Instructions for the task —
All that is needed is each line of the entries holding the word "dots", copied as it stands.

Dataset rows for apps and sites —

.....

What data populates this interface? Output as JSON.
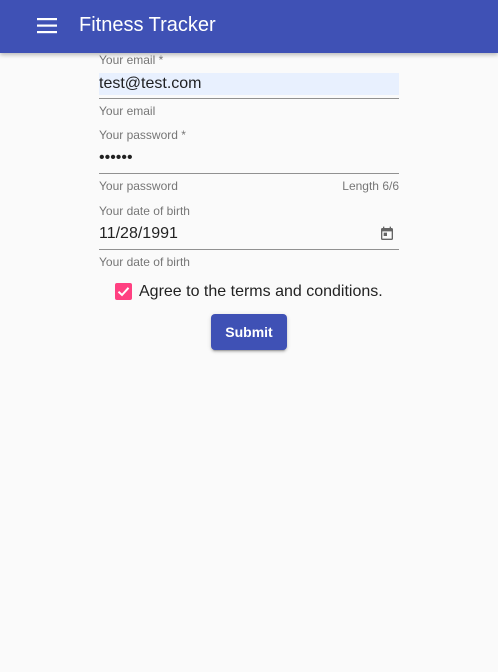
{
  "toolbar": {
    "title": "Fitness Tracker",
    "menu_icon": "menu-icon",
    "color": "#3f51b5"
  },
  "form": {
    "email": {
      "label": "Your email *",
      "value": "test@test.com",
      "hint": "Your email"
    },
    "password": {
      "label": "Your password *",
      "value": "••••••",
      "hint": "Your password",
      "counter": "Length 6/6"
    },
    "birthdate": {
      "label": "Your date of birth",
      "value": "11/28/1991",
      "hint": "Your date of birth",
      "icon": "calendar-icon"
    },
    "terms": {
      "label": "Agree to the terms and conditions.",
      "checked": true,
      "color": "#ff4081"
    },
    "submit_label": "Submit"
  }
}
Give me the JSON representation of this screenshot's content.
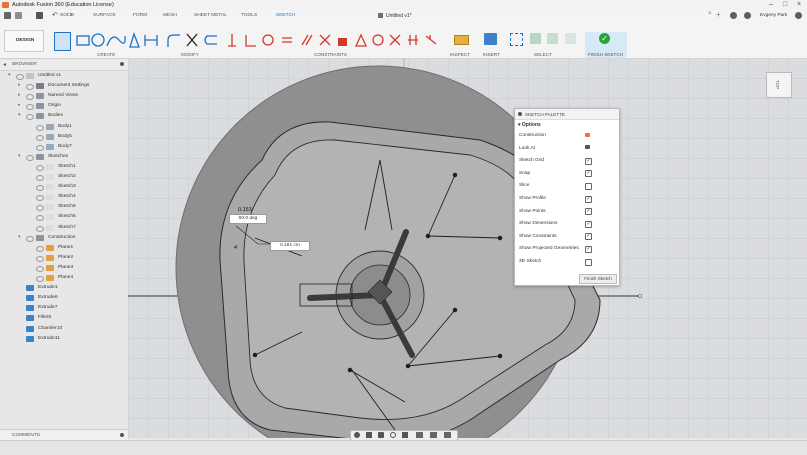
{
  "window": {
    "title": "Autodesk Fusion 360 (Education License)",
    "doc_tab": "Untitled v1*",
    "user": "Evgeny Park"
  },
  "tabs": [
    "SOLID",
    "SURFACE",
    "FORM",
    "MESH",
    "SHEET METAL",
    "TOOLS",
    "SKETCH"
  ],
  "active_tab": "SKETCH",
  "ribbon": {
    "design_label": "DESIGN",
    "groups": [
      "CREATE",
      "MODIFY",
      "CONSTRAINTS",
      "INSPECT",
      "INSERT",
      "SELECT"
    ],
    "finish_label": "FINISH SKETCH"
  },
  "browser": {
    "title": "BROWSER",
    "rows": [
      {
        "label": "Untitled v1",
        "level": 0,
        "icon": "doc"
      },
      {
        "label": "Document Settings",
        "level": 1,
        "icon": "gear"
      },
      {
        "label": "Named Views",
        "level": 1,
        "icon": "folder"
      },
      {
        "label": "Origin",
        "level": 1,
        "icon": "folder"
      },
      {
        "label": "Bodies",
        "level": 1,
        "icon": "folder"
      },
      {
        "label": "Body1",
        "level": 2,
        "icon": "body"
      },
      {
        "label": "Body5",
        "level": 2,
        "icon": "body"
      },
      {
        "label": "Body7",
        "level": 2,
        "icon": "body"
      },
      {
        "label": "Sketches",
        "level": 1,
        "icon": "folder"
      },
      {
        "label": "Sketch1",
        "level": 2,
        "icon": "sketch"
      },
      {
        "label": "Sketch2",
        "level": 2,
        "icon": "sketch"
      },
      {
        "label": "Sketch3",
        "level": 2,
        "icon": "sketch"
      },
      {
        "label": "Sketch4",
        "level": 2,
        "icon": "sketch"
      },
      {
        "label": "Sketch5",
        "level": 2,
        "icon": "sketch"
      },
      {
        "label": "Sketch6",
        "level": 2,
        "icon": "sketch"
      },
      {
        "label": "Sketch7",
        "level": 2,
        "icon": "sketch"
      },
      {
        "label": "Construction",
        "level": 1,
        "icon": "folder"
      },
      {
        "label": "Plane1",
        "level": 2,
        "icon": "plane"
      },
      {
        "label": "Plane2",
        "level": 2,
        "icon": "plane"
      },
      {
        "label": "Plane3",
        "level": 2,
        "icon": "plane"
      },
      {
        "label": "Plane4",
        "level": 2,
        "icon": "plane"
      },
      {
        "label": "Extrude1",
        "level": 0,
        "icon": "feature"
      },
      {
        "label": "Extrude6",
        "level": 0,
        "icon": "feature"
      },
      {
        "label": "Extrude7",
        "level": 0,
        "icon": "feature"
      },
      {
        "label": "Fillet9",
        "level": 0,
        "icon": "feature"
      },
      {
        "label": "Chamfer10",
        "level": 0,
        "icon": "feature"
      },
      {
        "label": "Extrude11",
        "level": 0,
        "icon": "feature"
      }
    ]
  },
  "viewcube": {
    "label": "TOP"
  },
  "dimensions": {
    "angle_value": "60.0 deg",
    "length_value": "0.181 cm",
    "dim_a": "0.153",
    "dim_b": "4"
  },
  "palette": {
    "title": "SKETCH PALETTE",
    "section": "Options",
    "options": [
      {
        "label": "Construction",
        "control": "icon"
      },
      {
        "label": "Look At",
        "control": "icon"
      },
      {
        "label": "Sketch Grid",
        "checked": true
      },
      {
        "label": "Snap",
        "checked": true
      },
      {
        "label": "Slice",
        "checked": false
      },
      {
        "label": "Show Profile",
        "checked": true
      },
      {
        "label": "Show Points",
        "checked": true
      },
      {
        "label": "Show Dimensions",
        "checked": true
      },
      {
        "label": "Show Constraints",
        "checked": true
      },
      {
        "label": "Show Projected Geometries",
        "checked": true
      },
      {
        "label": "3D Sketch",
        "checked": false
      }
    ],
    "finish_button": "Finish Sketch"
  },
  "comments": {
    "label": "COMMENTS"
  },
  "colors": {
    "accent": "#1b72c7",
    "finish": "#27a534",
    "body": "#9a9a9a",
    "body_dark": "#6c6c6c",
    "canvas": "#dadcdf"
  }
}
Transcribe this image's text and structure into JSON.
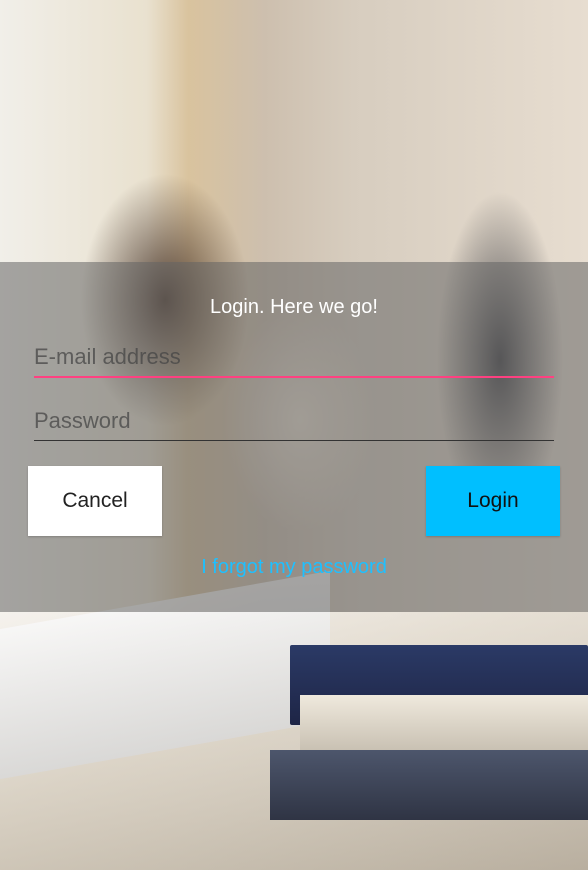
{
  "dialog": {
    "title": "Login. Here we go!",
    "email_placeholder": "E-mail address",
    "password_placeholder": "Password",
    "cancel_label": "Cancel",
    "login_label": "Login",
    "forgot_link": "I forgot my password"
  },
  "colors": {
    "accent_pink": "#ff4081",
    "login_button": "#00bfff",
    "link_blue": "#1ec0ff"
  }
}
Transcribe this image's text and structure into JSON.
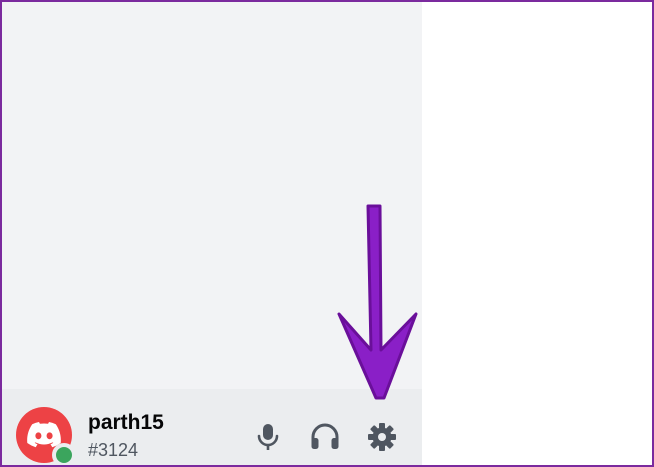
{
  "user": {
    "username": "parth15",
    "tag": "#3124",
    "status": "online"
  },
  "controls": {
    "mic_icon": "microphone-icon",
    "headset_icon": "headphones-icon",
    "settings_icon": "gear-icon"
  },
  "colors": {
    "frame_border": "#7b2a9e",
    "sidebar_bg": "#f2f3f5",
    "user_panel_bg": "#ebedef",
    "avatar_bg": "#ed4245",
    "status_online": "#3ba55d",
    "icon_color": "#4f5660",
    "annotation_arrow": "#8a1fc7"
  }
}
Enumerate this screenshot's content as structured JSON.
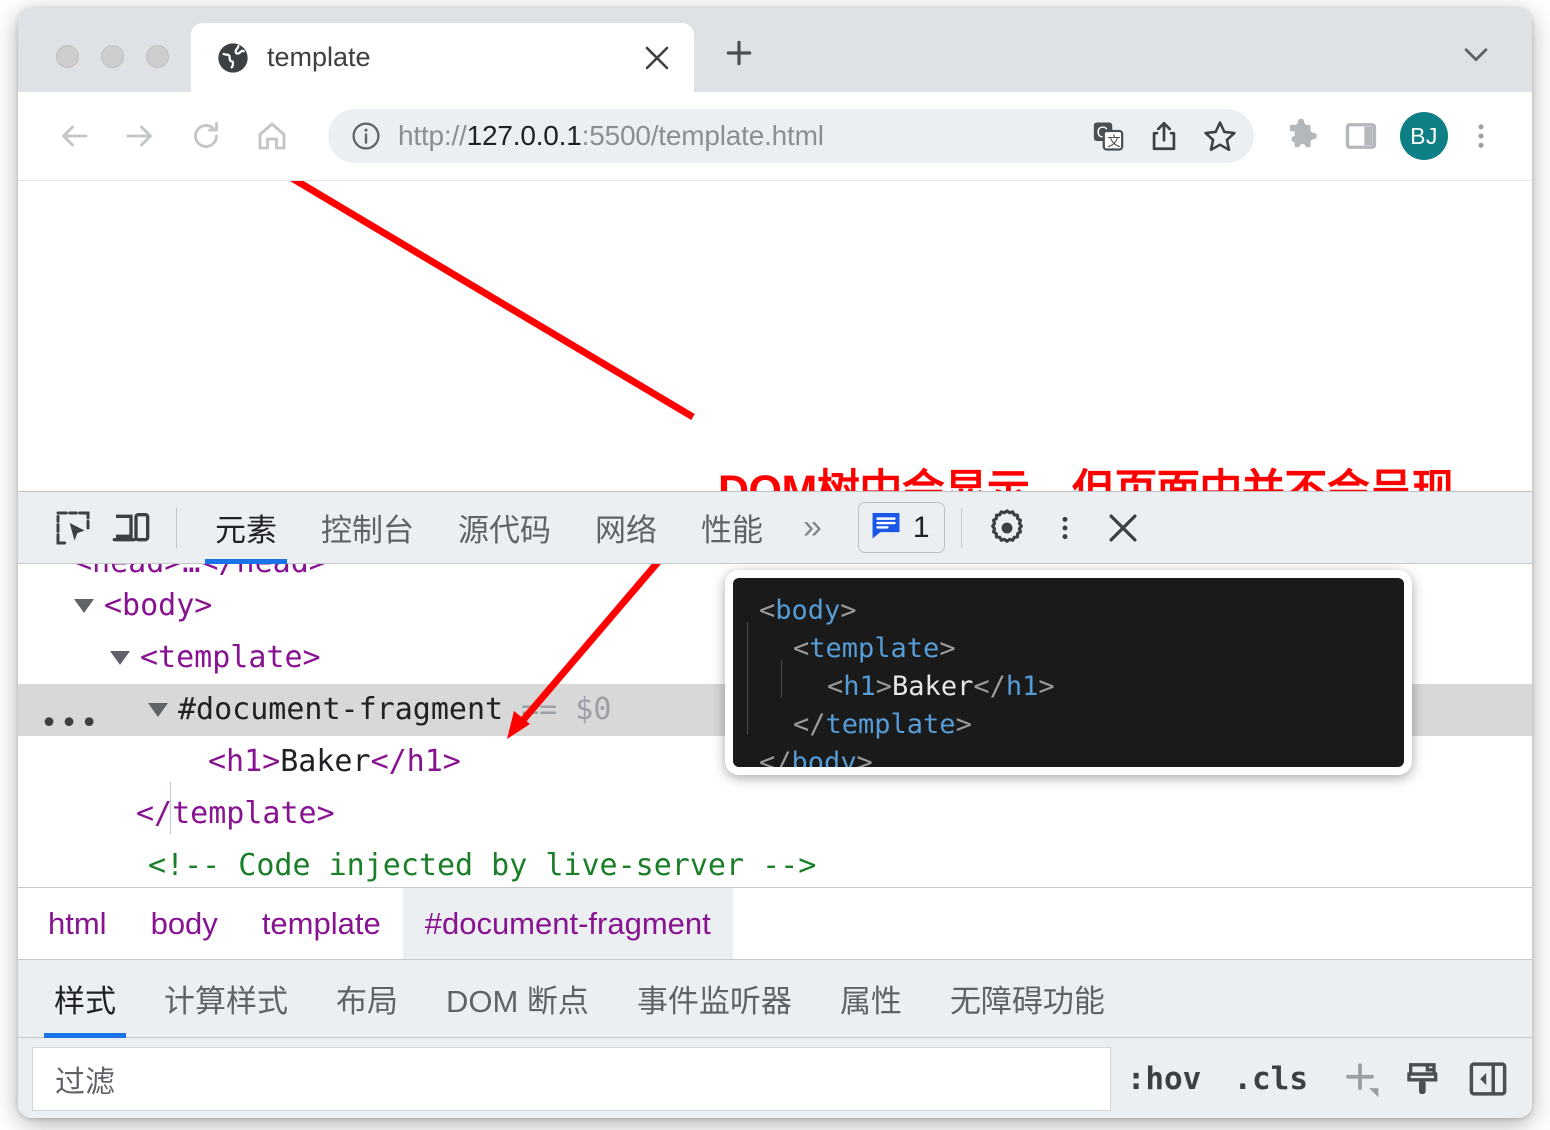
{
  "browser": {
    "tab": {
      "title": "template",
      "favicon_icon": "globe-icon",
      "close_icon": "close-icon"
    },
    "new_tab_icon": "plus-icon",
    "tabstrip_chevron_icon": "chevron-down-icon",
    "nav": {
      "back_icon": "arrow-left-icon",
      "forward_icon": "arrow-right-icon",
      "reload_icon": "reload-icon",
      "home_icon": "home-icon"
    },
    "omnibox": {
      "info_icon": "info-circle-icon",
      "url": "http://127.0.0.1:5500/template.html",
      "url_scheme": "http://",
      "url_host": "127.0.0.1",
      "url_rest": ":5500/template.html",
      "translate_icon": "translate-icon",
      "share_icon": "share-icon",
      "bookmark_icon": "star-icon"
    },
    "extensions_icon": "puzzle-icon",
    "side_panel_icon": "side-panel-icon",
    "avatar_initials": "BJ",
    "avatar_color": "#0e8085",
    "menu_icon": "three-dots-vertical-icon"
  },
  "page": {
    "annotation": "DOM树中会显示，但页面中并不会呈现",
    "annotation_color": "#ff0000"
  },
  "devtools": {
    "inspect_icon": "inspect-element-icon",
    "device_icon": "device-toolbar-icon",
    "tabs": [
      {
        "label": "元素",
        "selected": true
      },
      {
        "label": "控制台",
        "selected": false
      },
      {
        "label": "源代码",
        "selected": false
      },
      {
        "label": "网络",
        "selected": false
      },
      {
        "label": "性能",
        "selected": false
      }
    ],
    "overflow_label": "»",
    "message_badge": {
      "icon": "message-icon",
      "count": "1",
      "color": "#1a56e8"
    },
    "settings_icon": "gear-icon",
    "more_icon": "three-dots-vertical-icon",
    "close_icon": "close-icon",
    "dom_tree": [
      {
        "indent": 0,
        "kind": "cutoff",
        "text": "<head>…</head>"
      },
      {
        "indent": 0,
        "kind": "tag",
        "text": "<body>",
        "expanded": true
      },
      {
        "indent": 1,
        "kind": "tag",
        "text": "<template>",
        "expanded": true
      },
      {
        "indent": 2,
        "kind": "fragment",
        "text": "#document-fragment",
        "suffix": "== $0",
        "expanded": true,
        "selected": true
      },
      {
        "indent": 3,
        "kind": "element",
        "open": "<h1>",
        "text": "Baker",
        "close": "</h1>"
      },
      {
        "indent": 1,
        "kind": "tag",
        "text": "</template>"
      },
      {
        "indent": 1,
        "kind": "comment",
        "text": "<!-- Code injected by live-server -->"
      }
    ],
    "tooltip": {
      "lines": [
        {
          "indent": 0,
          "parts": [
            {
              "t": "<body>",
              "c": "tag"
            }
          ]
        },
        {
          "indent": 1,
          "parts": [
            {
              "t": "<template>",
              "c": "tag"
            }
          ]
        },
        {
          "indent": 2,
          "parts": [
            {
              "t": "<h1>",
              "c": "tag"
            },
            {
              "t": "Baker",
              "c": "text"
            },
            {
              "t": "</h1>",
              "c": "tag"
            }
          ]
        },
        {
          "indent": 1,
          "parts": [
            {
              "t": "</template>",
              "c": "tag"
            }
          ]
        },
        {
          "indent": 0,
          "parts": [
            {
              "t": "</body>",
              "c": "tag"
            }
          ]
        }
      ]
    },
    "breadcrumbs": [
      {
        "label": "html",
        "selected": false
      },
      {
        "label": "body",
        "selected": false
      },
      {
        "label": "template",
        "selected": false
      },
      {
        "label": "#document-fragment",
        "selected": true
      }
    ],
    "style_tabs": [
      {
        "label": "样式",
        "selected": true
      },
      {
        "label": "计算样式",
        "selected": false
      },
      {
        "label": "布局",
        "selected": false
      },
      {
        "label": "DOM 断点",
        "selected": false
      },
      {
        "label": "事件监听器",
        "selected": false
      },
      {
        "label": "属性",
        "selected": false
      },
      {
        "label": "无障碍功能",
        "selected": false
      }
    ],
    "filter": {
      "placeholder": "过滤",
      "value": "",
      "hov_label": ":hov",
      "cls_label": ".cls",
      "new_rule_icon": "plus-icon",
      "computed_icon": "paint-brush-icon",
      "sidebar_toggle_icon": "sidebar-toggle-icon"
    }
  }
}
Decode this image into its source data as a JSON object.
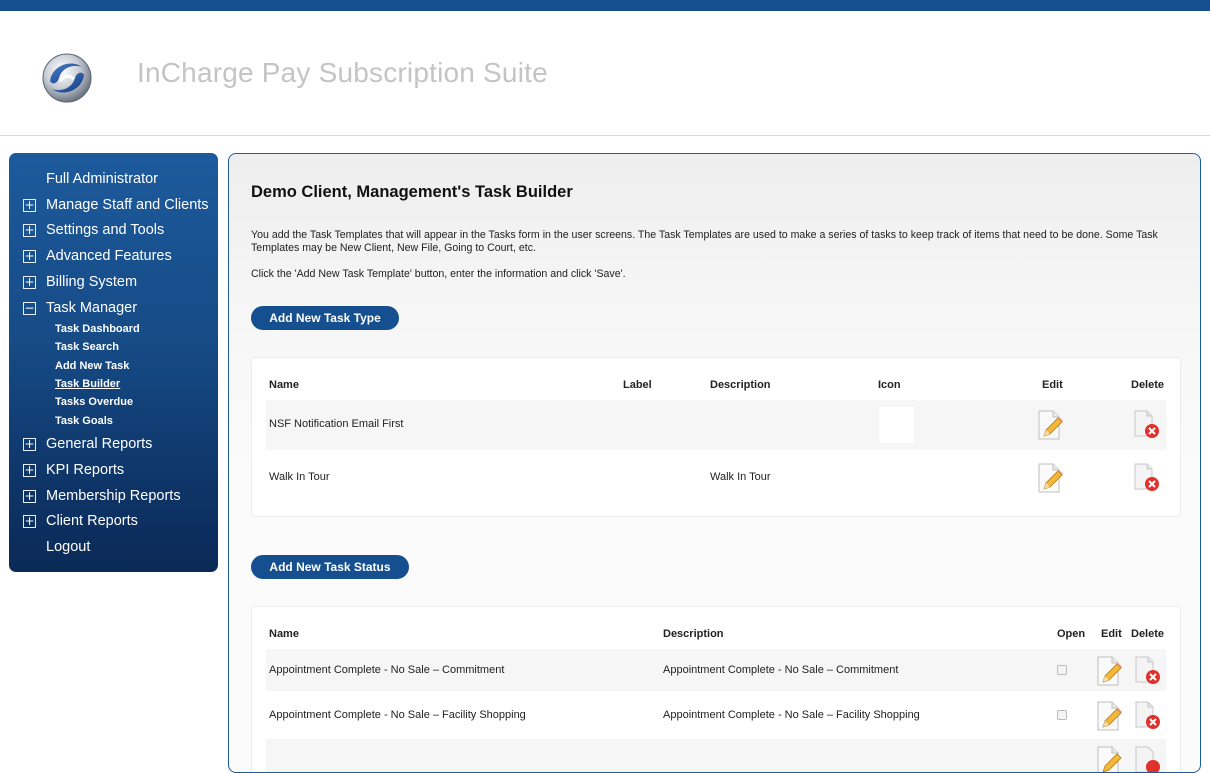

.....

Solution to this problem —
    "menu_icon": "three-dots-vertical-icon"
    "more_icon": "three-dots-vertical-icon",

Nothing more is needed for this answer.